From time-to-time our site requests information from users via surveys or contests. Participation in these surveys or contests is completely voluntary and the user therefore has a choice whether or not to disclose any information requested. Information requested may include contact information (such as name and delivery address), and demographic information (such as postcode, age level). Contact information will be used to notify the winners and award prizes. Survey information will be used for purposes of monitoring or improving the functionality of the site.


If a user elects to use our referral service for informing a friend about our site, we ask them for the friend’s name and email address. Mondaq stores this information and may contact the friend to invite them to register with Mondaq, but they will not be contacted more than once. The friend may contact Mondaq to request the removal of this information from our database.


This website takes every reasonable precaution to protect our users’ information.

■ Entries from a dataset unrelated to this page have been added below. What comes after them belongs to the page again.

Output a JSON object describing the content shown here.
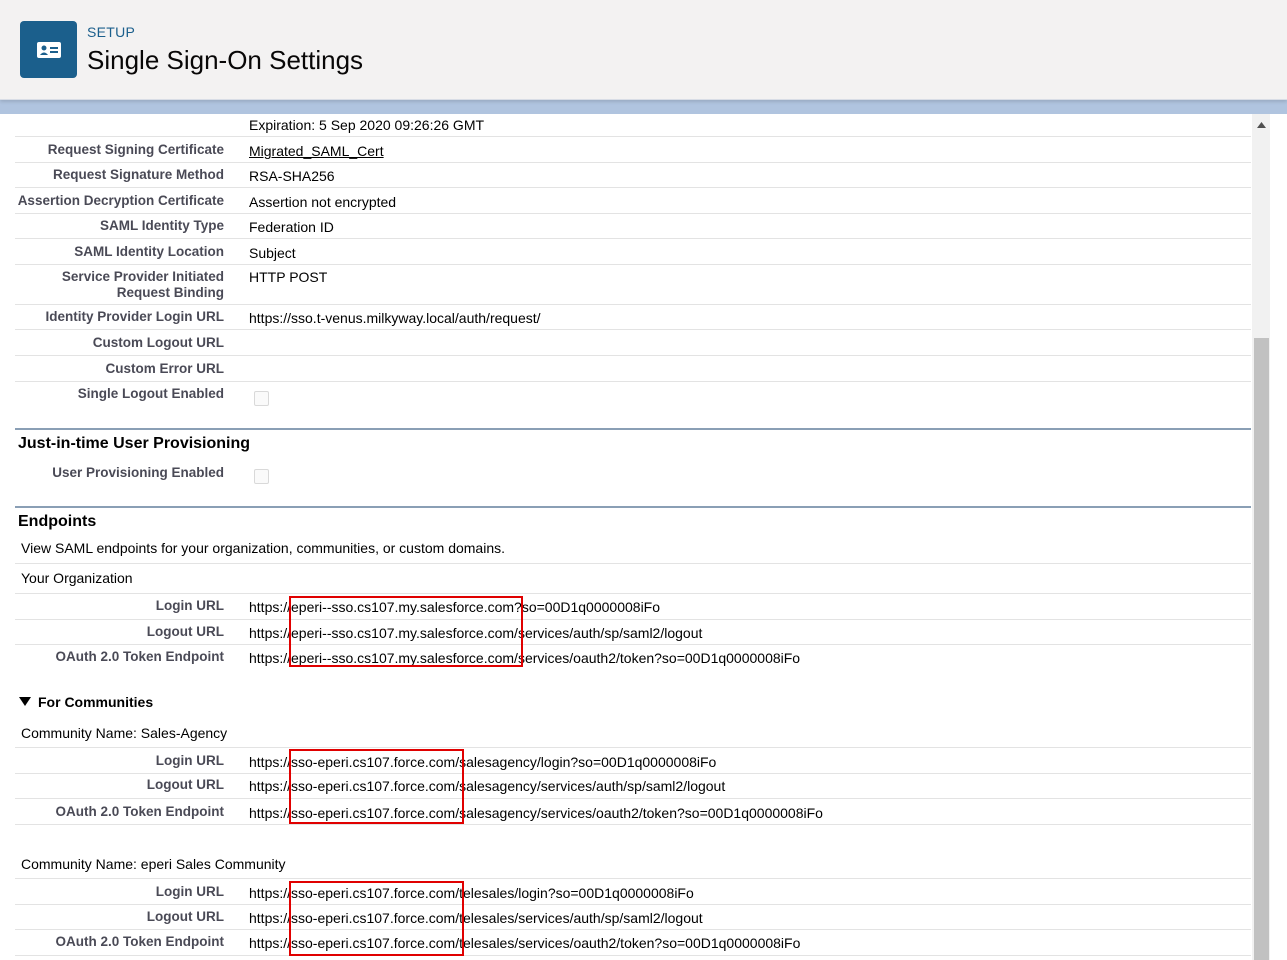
{
  "header": {
    "setup_label": "SETUP",
    "title": "Single Sign-On Settings",
    "icon": "id-card-icon"
  },
  "saml_settings": {
    "expiration": "Expiration: 5 Sep 2020 09:26:26 GMT",
    "rows": [
      {
        "label": "Request Signing Certificate",
        "value": "Migrated_SAML_Cert"
      },
      {
        "label": "Request Signature Method",
        "value": "RSA-SHA256"
      },
      {
        "label": "Assertion Decryption Certificate",
        "value": "Assertion not encrypted"
      },
      {
        "label": "SAML Identity Type",
        "value": "Federation ID"
      },
      {
        "label": "SAML Identity Location",
        "value": "Subject"
      },
      {
        "label_line1": "Service Provider Initiated",
        "label_line2": "Request Binding",
        "value": "HTTP POST"
      },
      {
        "label": "Identity Provider Login URL",
        "value": "https://sso.t-venus.milkyway.local/auth/request/"
      },
      {
        "label": "Custom Logout URL",
        "value": ""
      },
      {
        "label": "Custom Error URL",
        "value": ""
      },
      {
        "label": "Single Logout Enabled",
        "checked": false
      }
    ]
  },
  "jit": {
    "title": "Just-in-time User Provisioning",
    "label": "User Provisioning Enabled",
    "checked": false
  },
  "endpoints": {
    "title": "Endpoints",
    "description": "View SAML endpoints for your organization, communities, or custom domains.",
    "your_org": "Your Organization",
    "org_rows": [
      {
        "label": "Login URL",
        "value": "https://eperi--sso.cs107.my.salesforce.com?so=00D1q0000008iFo"
      },
      {
        "label": "Logout URL",
        "value": "https://eperi--sso.cs107.my.salesforce.com/services/auth/sp/saml2/logout"
      },
      {
        "label": "OAuth 2.0 Token Endpoint",
        "value": "https://eperi--sso.cs107.my.salesforce.com/services/oauth2/token?so=00D1q0000008iFo"
      }
    ],
    "communities_title": "For Communities",
    "communities": [
      {
        "name": "Community Name: Sales-Agency",
        "rows": [
          {
            "label": "Login URL",
            "value": "https://sso-eperi.cs107.force.com/salesagency/login?so=00D1q0000008iFo"
          },
          {
            "label": "Logout URL",
            "value": "https://sso-eperi.cs107.force.com/salesagency/services/auth/sp/saml2/logout"
          },
          {
            "label": "OAuth 2.0 Token Endpoint",
            "value": "https://sso-eperi.cs107.force.com/salesagency/services/oauth2/token?so=00D1q0000008iFo"
          }
        ]
      },
      {
        "name": "Community Name: eperi Sales Community",
        "rows": [
          {
            "label": "Login URL",
            "value": "https://sso-eperi.cs107.force.com/telesales/login?so=00D1q0000008iFo"
          },
          {
            "label": "Logout URL",
            "value": "https://sso-eperi.cs107.force.com/telesales/services/auth/sp/saml2/logout"
          },
          {
            "label": "OAuth 2.0 Token Endpoint",
            "value": "https://sso-eperi.cs107.force.com/telesales/services/oauth2/token?so=00D1q0000008iFo"
          }
        ]
      }
    ]
  },
  "colors": {
    "brand": "#1b5f8c",
    "highlight": "#e00000"
  }
}
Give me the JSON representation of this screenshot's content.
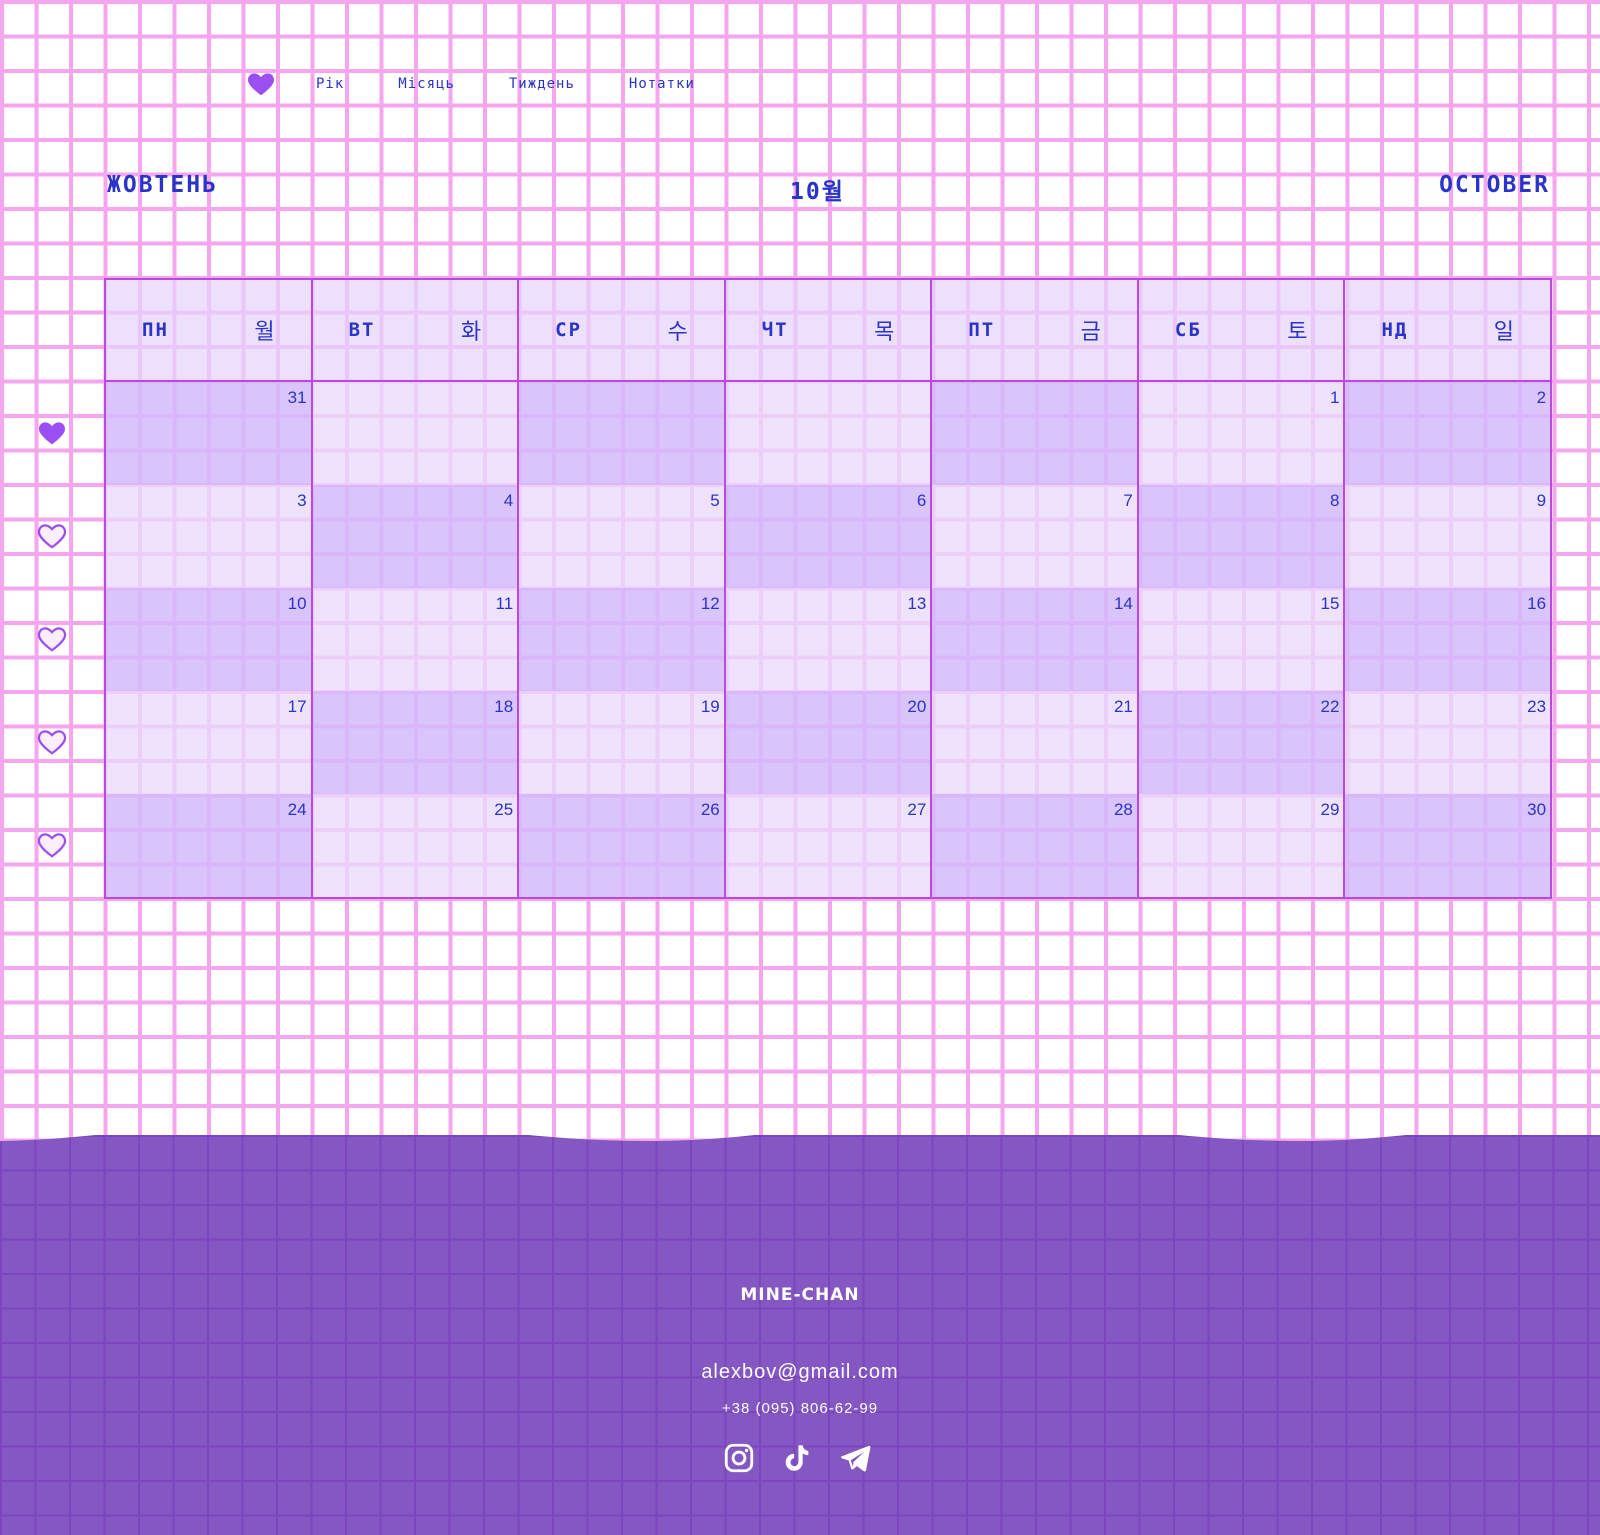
{
  "nav": {
    "items": [
      "Рік",
      "Місяць",
      "Тиждень",
      "Нотатки"
    ]
  },
  "month": {
    "uk": "ЖОВТЕНЬ",
    "ko": "10월",
    "en": "OCTOBER"
  },
  "weekdays": [
    {
      "uk": "ПН",
      "ko": "월"
    },
    {
      "uk": "ВТ",
      "ko": "화"
    },
    {
      "uk": "СР",
      "ko": "수"
    },
    {
      "uk": "ЧТ",
      "ko": "목"
    },
    {
      "uk": "ПТ",
      "ko": "금"
    },
    {
      "uk": "СБ",
      "ko": "토"
    },
    {
      "uk": "НД",
      "ko": "일"
    }
  ],
  "weeks": [
    [
      "31",
      "",
      "",
      "",
      "",
      "1",
      "2"
    ],
    [
      "3",
      "4",
      "5",
      "6",
      "7",
      "8",
      "9"
    ],
    [
      "10",
      "11",
      "12",
      "13",
      "14",
      "15",
      "16"
    ],
    [
      "17",
      "18",
      "19",
      "20",
      "21",
      "22",
      "23"
    ],
    [
      "24",
      "25",
      "26",
      "27",
      "28",
      "29",
      "30"
    ]
  ],
  "week_markers": [
    "filled",
    "outline",
    "outline",
    "outline",
    "outline"
  ],
  "footer": {
    "brand": "MINE-CHAN",
    "email": "alexbov@gmail.com",
    "phone": "+38 (095) 806-62-99",
    "socials": [
      "instagram-icon",
      "tiktok-icon",
      "telegram-icon"
    ]
  },
  "colors": {
    "accent": "#9b4ef2",
    "text": "#2a34c9",
    "grid": "#f5a6ee",
    "footer": "#8557c2"
  }
}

When users submit sensitive information via the website, your information is protected using firewalls and other security technology. If you have any questions about the security at our website, you can send an email to

Correcting/Updating Personal Information

If a user’s personally identifiable information changes (such as postcode), or if a user no longer desires our service, we will endeavour to provide a way to correct, update or remove that user’s personal data provided to us. This can usually be done at the “Your Profile” page or by sending an email to

Notification of Changes

If we decide to change our Terms & Conditions or Privacy Policy, we will post those changes on our site so our users are always aware of what information we collect, how we use it, and under what circumstances, if any, we disclose it. If at any point we decide to use personally identifiable information in a manner different from that stated at the time it was collected, we will notify users by way of an email. Users will have a choice as to whether or not we use their information in this different manner. We will use information in accordance with the privacy policy under which the information was collected.

How to contact Mondaq

You can contact us with comments or queries at

If for some reason you believe Mondaq Ltd. has not adhered to these principles, please notify us by e-mail at and we will use commercially reasonable efforts to determine and correct the problem promptly.